In the spirit of transparency and because the State of the Union address is coming up, I thought I’d share our own State of the Household.
If you read my recent post you’ll know I decided to start off the new year with a fresh start. Well, this turned out to not just be a budget reset but also some credit card balance transfers to help consolidate our debt into a more manageable chunk.
Ugh, Credit Card Debt
Currently, our debt sits at just over $16,000, which freaks me out. Just a few months ago that sat at around $3,000.
My gut reaction is “What just happened?!” But if I’m honest with myself it’s a combination of poor planning, poor timing, and bad decision making.
So being the eternal optimist I am, I’m choosing to look at this as a challenge and an opportunity to re-evaluate how we approach finances in our family.
Our Family’s Fiscal Challenges
Mr. Go From Broke
Mr. GFB isn’t a big spender and can easily do without in order to save, but he’s also budget averse and seems to zone-out the minute I bring up finances. So step one in this adventure has been to gently ease him in by asking him for input into our budgeting priorities.
His challenge has been to let me know when he wants or needs me to budget toward something. I asked that he refrain from spending outside of his fun money category without letting me know. He’s never caused us to overspend by much, but having to WAM* for overspending is always a stress point for me.
I’m happy to report one month into the new year he’s been prioritizing his spending and giving me fair warning for any extra expenses. He recently chose to not eat out with co-workers after exhausting his fun money. His reasoning wasn’t quite the prioritization I’d use (he didn’t want to “risk facing my wrath” as he put it), but it’s a start.
Little Go From Broke
We decided to introduce our son to budgeting by establishing a combination allowance/chore chart. He’s had a chore chart consisting of a variety of tasks for which he gets paid, but he has a habit of not “working” if he’s not saving for something specific.
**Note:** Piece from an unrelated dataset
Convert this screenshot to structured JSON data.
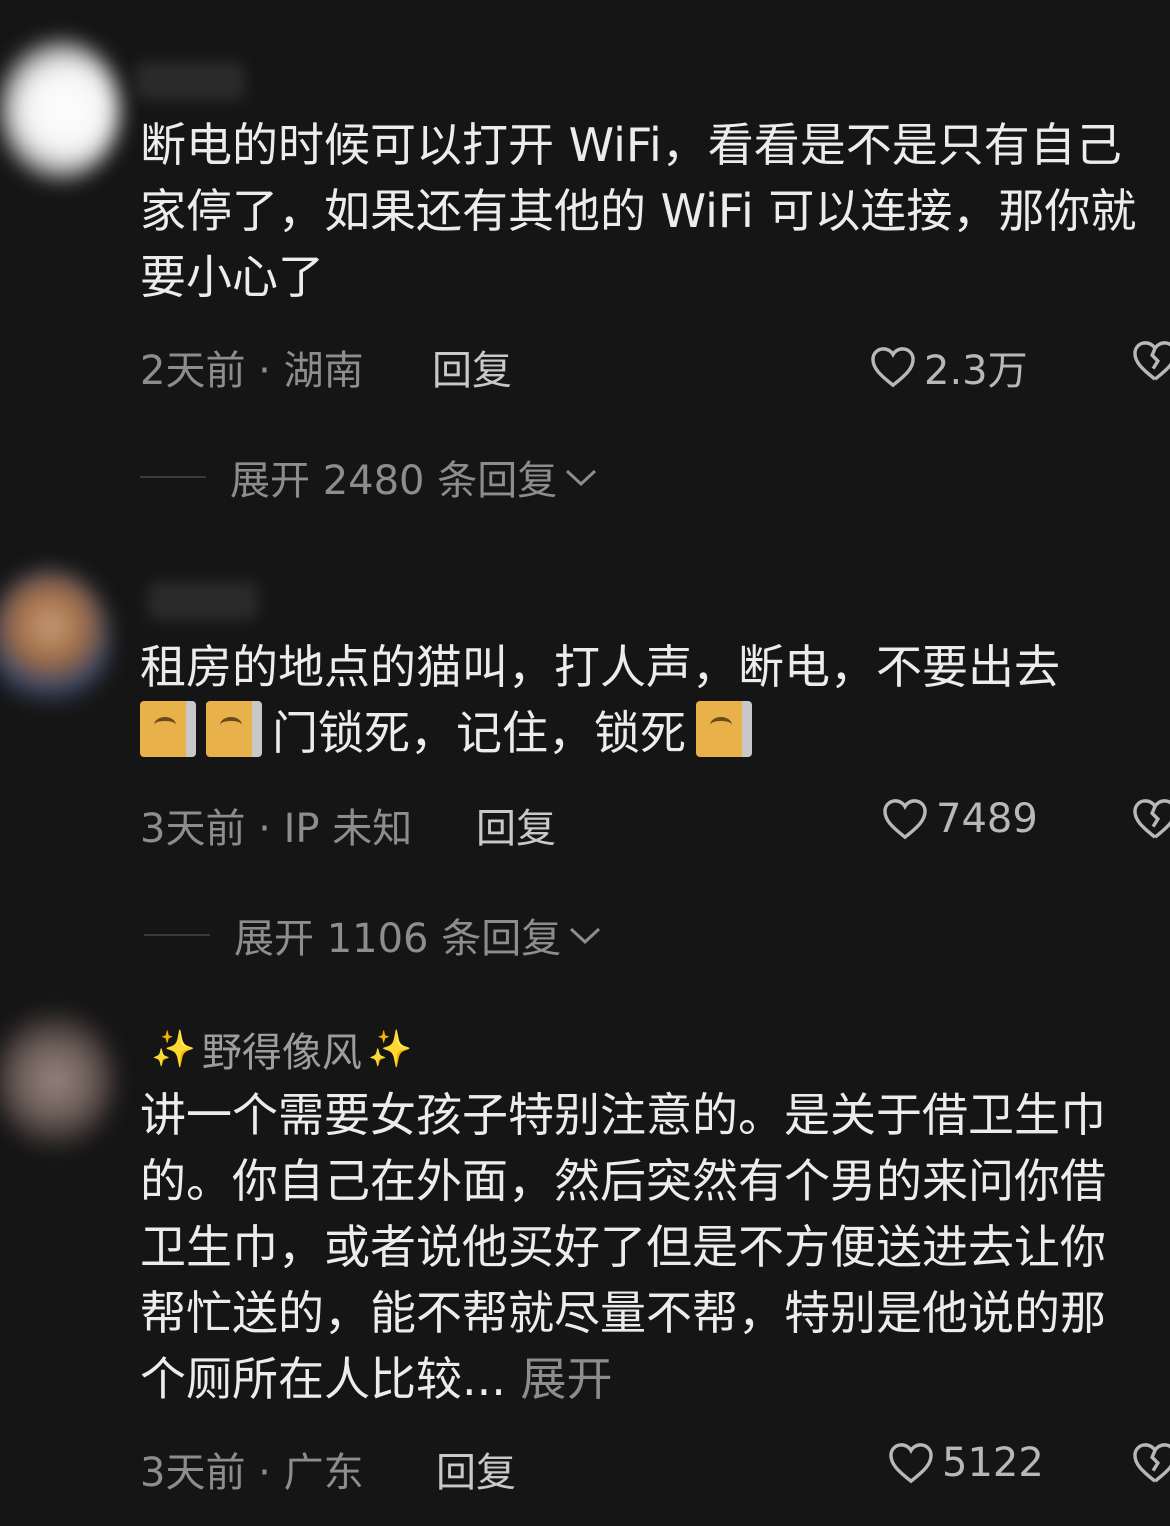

In order to give him something to learn with, we introduced a base allowance he gets in addition to whatever he earns. He’s also set up his very own budget in YNAB. He’s planned his spending categories (mostly video games) and even included some savings goals for future expenses (birthdays, Christmas, Valentine’s) so he can plan ahead.
Most exciting is, in spite of his desire for a multitude of games, he’s chosen to put the bulk of his money into savings categories because he wants to buy his best friend a gift for Valentine’s Day.
Mrs. Go From Broke, aka: Budget Happy Mom
On my part, I’ve been focusing on checking our category balances before making purchases. When I look back at my years of unsuccessful budgeting, I think this is where I faltered the most. I was always overspending figuring the next paycheck would cover it. I would just move money around to different categories when we got paid again.
I was basically embracing the idea of rolling with the punches but didn’t realize I was only punching myself in the face.
This month has been a game changer for me. At this point, I’m thrilled to say all my categories are green (no overspending) and any WAMing was done intentionally and in advance of spending.
For example, Mr. GFB had a special circumstance that required him to eat out at work for a week. He told me in advance and we made the decision to move money from the Dining Out and Entertainment categories to cover the expense. It meant he had to choose how much to spend and manage it to last, as well as give up any pizza weekend or movies this month.
But we did it! We pre-WAMed it, he didn’t overspend, we didn’t go out and I’m so excited I’m not sitting here stressed and trying to figure out how to cover it without tapping into our savings goals.
Looking ahead to February, I want to continue with what I have been doing, but also challenge us to save up the equivalent of a full paycheck. We’re going to all need to really focus on our spending to get there so part of my strategy is to establish a family budget time to go over our plan and have everyone on board.
It may end up taking more than just February to get there, but if we stay diligent and keep focused on why we’re budgeting in the first place, I think we can make it happen.
Our State of the Household
As part of my desire for full disclosure, I’ve set up a Personal Capital account to track our net worth. This includes our assets and liabilities. I’ve not included Mr. GFB’s retirement since it’s automatic and comes out before we get paid. I want to really focus on the things we have more control over.
I may add it in later, but we’ve been pretty aggressive with what we put in there so it makes me feel a sense of false security when I see the balance. I know regardless of how well that account is doing, until we are more successful in deliberately spending and saving, it won’t last us through retirement anyway. Maybe once we’re debt free I’ll add it in to have the full picture.
So as of January 31, 2018 here’s where we stand:
If you’re inspired or just curious to know where you stand, I encourage you to sign up for a Personal Capital account as well. I haven’t taken a deep dive into all the data they offer, but at a glance I think it’s a good tool to track where you are and eventually look back to see how far you’ve come.
*That’s YNAB groupie speak for whack-a-mole, the process of moving money from one category to cover spending in another.